Entries from a dataset of interfaces -
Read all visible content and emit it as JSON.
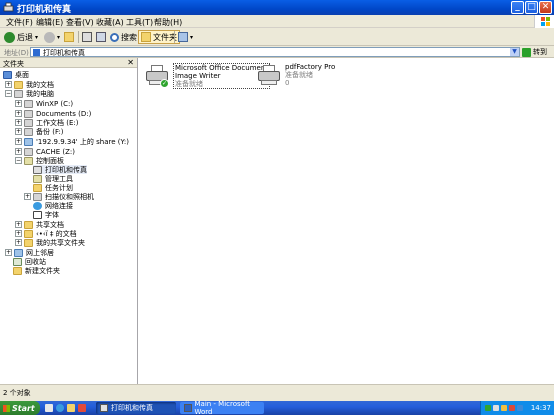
{
  "window": {
    "title": "打印机和传真"
  },
  "menu": [
    "文件(F)",
    "编辑(E)",
    "查看(V)",
    "收藏(A)",
    "工具(T)",
    "帮助(H)"
  ],
  "toolbar": {
    "back": "后退",
    "search": "搜索",
    "folders": "文件夹"
  },
  "address": {
    "label": "地址(D)",
    "value": "打印机和传真",
    "go": "转到"
  },
  "folders_pane": {
    "title": "文件夹",
    "items": [
      {
        "label": "桌面",
        "icon": "desktop-icon"
      },
      {
        "label": "我的文档",
        "icon": "folder-icon"
      },
      {
        "label": "我的电脑",
        "icon": "computer-icon"
      },
      {
        "label": "WinXP (C:)",
        "icon": "drive-icon"
      },
      {
        "label": "Documents (D:)",
        "icon": "drive-icon"
      },
      {
        "label": "工作文档 (E:)",
        "icon": "drive-icon"
      },
      {
        "label": "备份 (F:)",
        "icon": "drive-icon"
      },
      {
        "label": "'192.9.9.34' 上的 share (Y:)",
        "icon": "network-drive-icon"
      },
      {
        "label": "CACHE (Z:)",
        "icon": "drive-icon"
      },
      {
        "label": "控制面板",
        "icon": "control-panel-icon"
      },
      {
        "label": "打印机和传真",
        "icon": "printer-icon"
      },
      {
        "label": "管理工具",
        "icon": "tools-icon"
      },
      {
        "label": "任务计划",
        "icon": "folder-icon"
      },
      {
        "label": "扫描仪和照相机",
        "icon": "scanner-icon"
      },
      {
        "label": "网络连接",
        "icon": "network-icon"
      },
      {
        "label": "字体",
        "icon": "font-icon"
      },
      {
        "label": "共享文档",
        "icon": "folder-icon"
      },
      {
        "label": "‹•‹ï ‡ 的文档",
        "icon": "folder-icon"
      },
      {
        "label": "我的共享文件夹",
        "icon": "folder-icon"
      },
      {
        "label": "网上邻居",
        "icon": "network-icon"
      },
      {
        "label": "回收站",
        "icon": "recycle-bin-icon"
      },
      {
        "label": "新建文件夹",
        "icon": "folder-icon"
      }
    ]
  },
  "printers": [
    {
      "name_line1": "Microsoft Office Document",
      "name_line2": "Image Writer",
      "status": "准备就绪"
    },
    {
      "name_line1": "pdfFactory Pro",
      "status": "准备就绪",
      "count": "0"
    }
  ],
  "status_bar": "2 个对象",
  "taskbar": {
    "start": "Start",
    "tasks": [
      "打印机和传真",
      "Main - Microsoft Word"
    ],
    "clock": "14:37"
  }
}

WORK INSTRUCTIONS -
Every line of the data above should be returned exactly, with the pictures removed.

RESULT FOR THIS EXERCISE -
Read all visible content and emit it as JSON.
{
  "window": {
    "title": "打印机和传真"
  },
  "menu": [
    "文件(F)",
    "编辑(E)",
    "查看(V)",
    "收藏(A)",
    "工具(T)",
    "帮助(H)"
  ],
  "toolbar": {
    "back": "后退",
    "search": "搜索",
    "folders": "文件夹"
  },
  "address": {
    "label": "地址(D)",
    "value": "打印机和传真",
    "go": "转到"
  },
  "folders_pane": {
    "title": "文件夹",
    "items": [
      {
        "label": "桌面",
        "icon": "desktop-icon"
      },
      {
        "label": "我的文档",
        "icon": "folder-icon"
      },
      {
        "label": "我的电脑",
        "icon": "computer-icon"
      },
      {
        "label": "WinXP (C:)",
        "icon": "drive-icon"
      },
      {
        "label": "Documents (D:)",
        "icon": "drive-icon"
      },
      {
        "label": "工作文档 (E:)",
        "icon": "drive-icon"
      },
      {
        "label": "备份 (F:)",
        "icon": "drive-icon"
      },
      {
        "label": "'192.9.9.34' 上的 share (Y:)",
        "icon": "network-drive-icon"
      },
      {
        "label": "CACHE (Z:)",
        "icon": "drive-icon"
      },
      {
        "label": "控制面板",
        "icon": "control-panel-icon"
      },
      {
        "label": "打印机和传真",
        "icon": "printer-icon"
      },
      {
        "label": "管理工具",
        "icon": "tools-icon"
      },
      {
        "label": "任务计划",
        "icon": "folder-icon"
      },
      {
        "label": "扫描仪和照相机",
        "icon": "scanner-icon"
      },
      {
        "label": "网络连接",
        "icon": "network-icon"
      },
      {
        "label": "字体",
        "icon": "font-icon"
      },
      {
        "label": "共享文档",
        "icon": "folder-icon"
      },
      {
        "label": "‹•‹ï ‡ 的文档",
        "icon": "folder-icon"
      },
      {
        "label": "我的共享文件夹",
        "icon": "folder-icon"
      },
      {
        "label": "网上邻居",
        "icon": "network-icon"
      },
      {
        "label": "回收站",
        "icon": "recycle-bin-icon"
      },
      {
        "label": "新建文件夹",
        "icon": "folder-icon"
      }
    ]
  },
  "printers": [
    {
      "name_line1": "Microsoft Office Document",
      "name_line2": "Image Writer",
      "status": "准备就绪"
    },
    {
      "name_line1": "pdfFactory Pro",
      "status": "准备就绪",
      "count": "0"
    }
  ],
  "status_bar": "2 个对象",
  "taskbar": {
    "start": "Start",
    "tasks": [
      "打印机和传真",
      "Main - Microsoft Word"
    ],
    "clock": "14:37"
  }
}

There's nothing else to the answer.